The report, conducted by a veterinarian funded by United Airlines, describes Sadie as suffering from “gastric dilation,” or a stomach-twisting condition, a similar diagnosis to what Jacob received. The report also claims that Sadie had a pre-existing heart condition that could have caused her death. Nolasco says she had never been aware that Sadie had such a condition. Additionally, United Airlines requires all people using PetSafe to take their animals for a physical within ten days prior to the flight, to ensure they are healthy enough to travel. That physical did not detect any heart problem, Nolasco says.
United’s necropsy includes this assertion at the top; “This report supersedes all previous reports for this case."
After receiving her results, Nolasco arranged to have Sadie cremated with United Airlines’ help and started her own Facebook campaign to call attention to pet travel safety and Sadie. The airline compensated her for the cost of Sadie’s ticket, and that was the last time they communicated, Nolasco says.
Neither Nolasco nor Considine are planning to sue, because they do not know how to. Jeff Pierce, the Animal Legal Defense Fund attorney, says that airlines have almost full immunity from being sued over lost cargo, which pets are considered to be.
It’s typical for airlines to fund necropsy reports to determine why an animal died in their care. Pierce doubts that an airline would ever find itself at fault in its own reports.“The airline inevitably finds some pre-existing condition,” he says. “I have not seen an instance in which the airline determined that they did something wrong. I would wager, as you suggest, that the airlines do have a pretty significant incentive to obtain a veterinary report that might absolve them from liability."

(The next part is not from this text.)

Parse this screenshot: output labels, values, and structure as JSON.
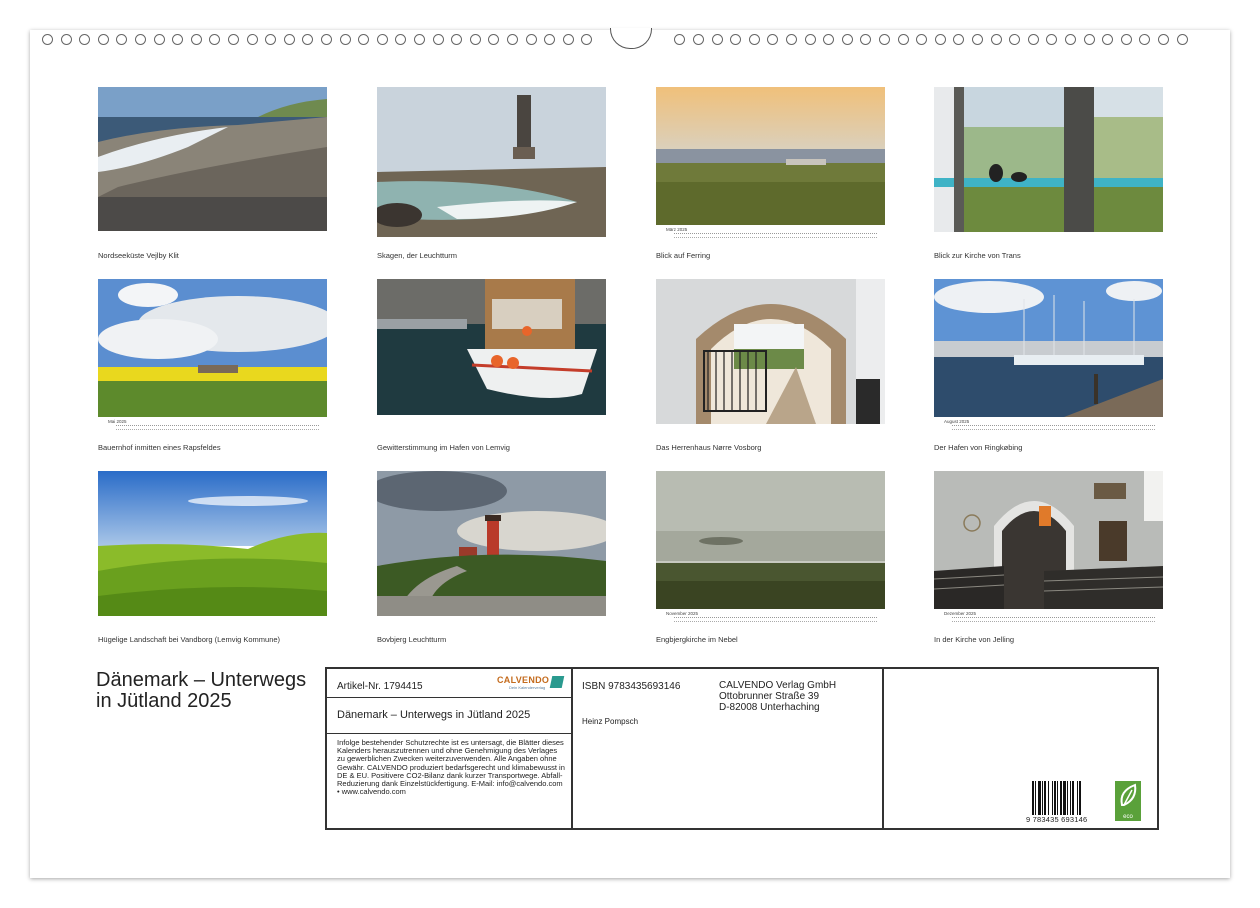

United Airline’s spokesman Hobart was not familiar with Nolasco’s case and asked for additional information to be provided over email. He has been in calls with reporters all day, he says, regarding United’s more recent and much bigger controversy. "As you know we’ve got a pretty busy couple of days here and I've got about a dozen reporters we need to get to."